If you haven’t tried them out yet, you’re not missing much. I’m not a big fan of this move, as you’ll soon find out.
Getty Images is dropping the watermark for the bulk of its collection, in exchange for an open-embed program that will let users drop in any image they want, as long as the service gets to append a footer at the bottom of the picture with a credit and link to the licensing page. For a small-scale WordPress blog with no photo budget, this looks an awful lot like free stock imagery.
Here is an example.
About the new embeds, Getty says:
The new embeds strike directly at social sharing.
Social sharing? Really? I didn’t know that “social” extended only as far as Twitter and Tumblr. Have you ever heard of Pinterest, Google+, or Facebook? Image sharing on those platforms is just as important (if not more) than Twitter – so why the favoritism? I don’t get it.

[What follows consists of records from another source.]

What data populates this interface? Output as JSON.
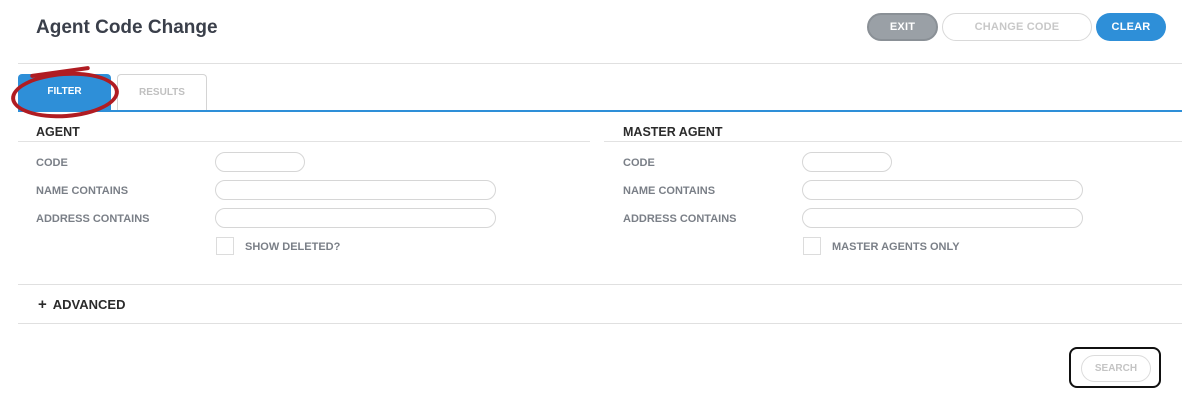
{
  "header": {
    "title": "Agent Code Change",
    "exit_label": "EXIT",
    "change_code_label": "CHANGE CODE",
    "clear_label": "CLEAR"
  },
  "tabs": [
    {
      "label": "FILTER",
      "active": true
    },
    {
      "label": "RESULTS",
      "active": false
    }
  ],
  "agent": {
    "title": "AGENT",
    "code_label": "CODE",
    "code_value": "",
    "name_label": "NAME CONTAINS",
    "name_value": "",
    "address_label": "ADDRESS CONTAINS",
    "address_value": "",
    "show_deleted_label": "SHOW DELETED?",
    "show_deleted_checked": false
  },
  "master_agent": {
    "title": "MASTER AGENT",
    "code_label": "CODE",
    "code_value": "",
    "name_label": "NAME CONTAINS",
    "name_value": "",
    "address_label": "ADDRESS CONTAINS",
    "address_value": "",
    "master_only_label": "MASTER AGENTS ONLY",
    "master_only_checked": false
  },
  "advanced": {
    "label": "ADVANCED",
    "icon": "plus-icon"
  },
  "search_label": "SEARCH",
  "colors": {
    "accent": "#2e8fd8",
    "exit_bg": "#9aa0a6",
    "annotation": "#b01c22"
  }
}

What about the embed design? I personally think they are awful. Leave it to Getty to plaster their logo on every embed.
Is your website fully responsive with your images fitting their containers perfectly? Forget that, unless you want to modify the iframe embed code and style iframes.

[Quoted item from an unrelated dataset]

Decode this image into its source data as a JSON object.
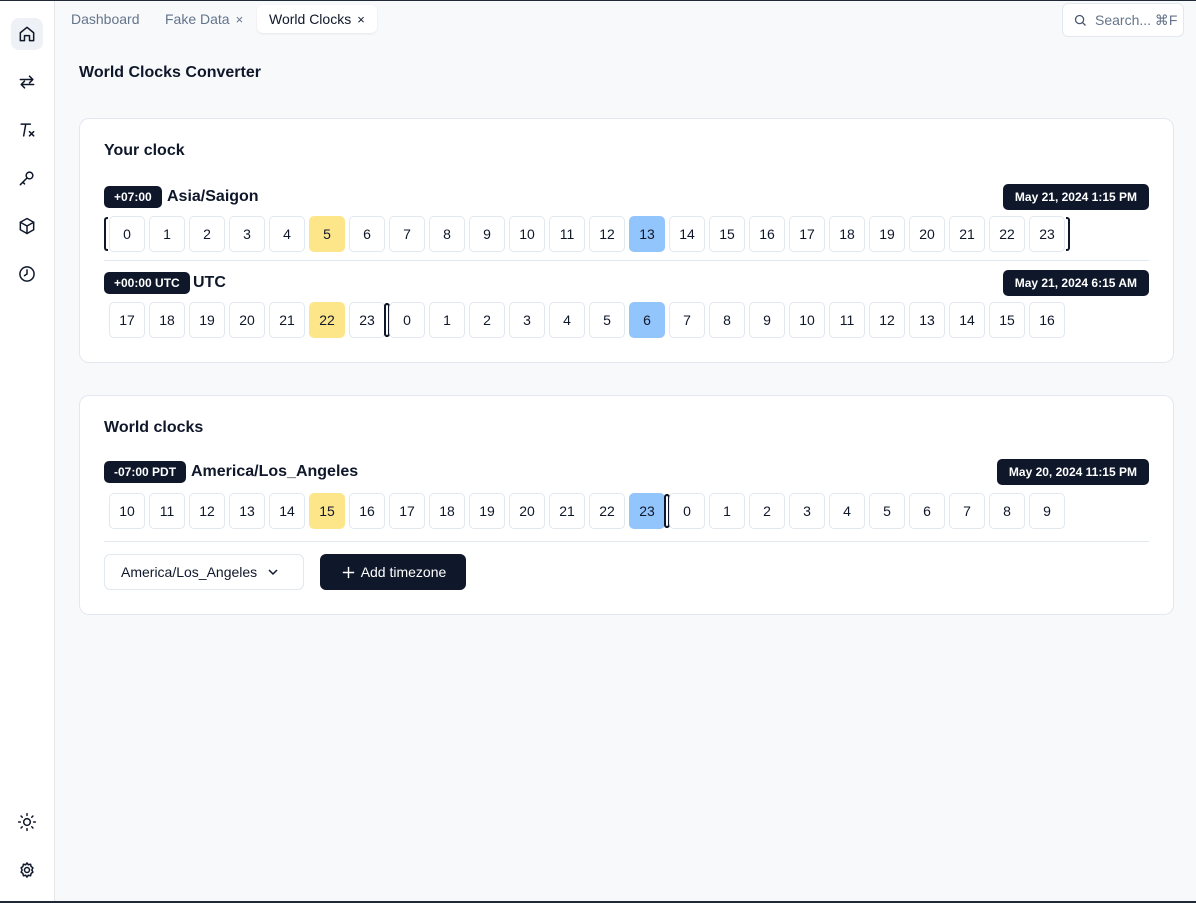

Don’t even get me started about embedding an iframe. Iframes are so 2003.
Small Problem with WordPress
What about WordPress users? Forget using Getty images as your featured image in WordPress. Since you don’t have the physical image asset, you can’t upload it as your featured image.

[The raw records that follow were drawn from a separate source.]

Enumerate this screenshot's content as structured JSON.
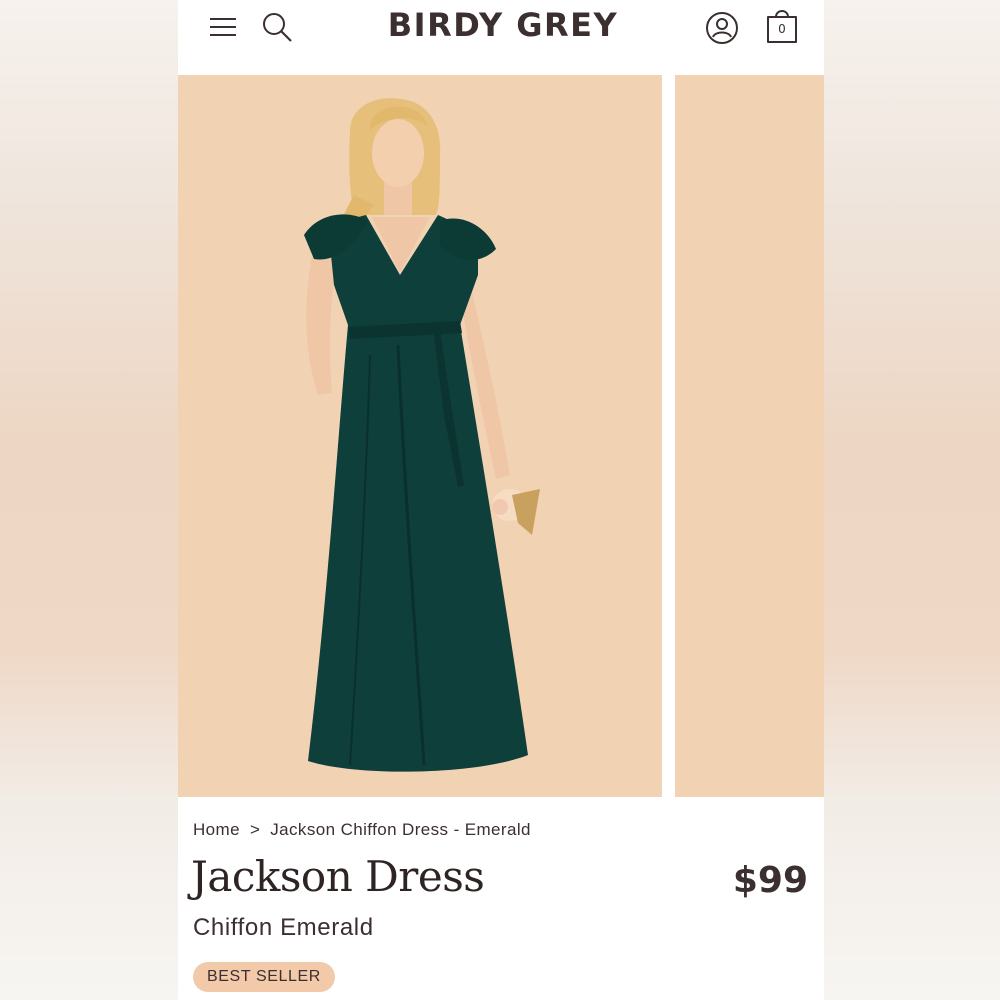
{
  "header": {
    "brand": "BIRDY GREY",
    "menu_icon": "hamburger-menu-icon",
    "search_icon": "search-icon",
    "account_icon": "user-account-icon",
    "bag_icon": "shopping-bag-icon",
    "bag_count": "0"
  },
  "gallery": {
    "background_color": "#f1d2b3",
    "dress_color": "#0e3f3a"
  },
  "breadcrumb": {
    "home": "Home",
    "separator": ">",
    "current": "Jackson Chiffon Dress - Emerald"
  },
  "product": {
    "title": "Jackson Dress",
    "subtitle": "Chiffon Emerald",
    "price": "$99",
    "badge": "BEST SELLER"
  },
  "colors": {
    "text": "#3b2f2f",
    "badge_bg": "#f2c9a9"
  }
}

Also, what about the sites out there that have a smaller version of the image linked to the larger version. This is for convenience of users who want to click on an image and see a larger version at full resolution. Not anymore! Your Getty image will now link back to the Getty page with all the details to purchase the image.
I’m not a fan
Nevertheless, I’ll quickly walk you through how to embed Getty images for free.
First – find the image you want to embed on Getty’s website. On the images page, click the tiny
A popup will be displayed, and all you have to do is copy the embed code.
Paste this code where you want the image to display, and boom – your attributed and linked image will show up on your page.
There has to be a better way…
I think that many businesses and bloggers out there would be willing to pay fees for high-quality stock images if the price was right. I don’t understand Getty’s Monsanto-like approach to image monetization. There is a way to offer a premium service without making enemies with your existing and potential customers.
If Getty was able to allow registered users to link to images stored on Getty servers, Getty would be able to run reports based on their server logs to determine usage from specific domains. Registered users would get their domain approved to ensure that the images would display, and they would only pay for their usage. For the right price, this approach could really work for lots of small businesses and bloggers.
Just get rid of the embed option…
Forget Getty, what other options do I have?
Instead of using Getty images, I strongly suggest taking a look at the wealth of free, high-quality stock photo resources you have at your disposal. There is a great post at Inbounderish that lists 10 sources, and an even more impressive post at Caddis that lists even more. Check them out!
Note: The image used as the “featured” image for this post is not from Getty Images.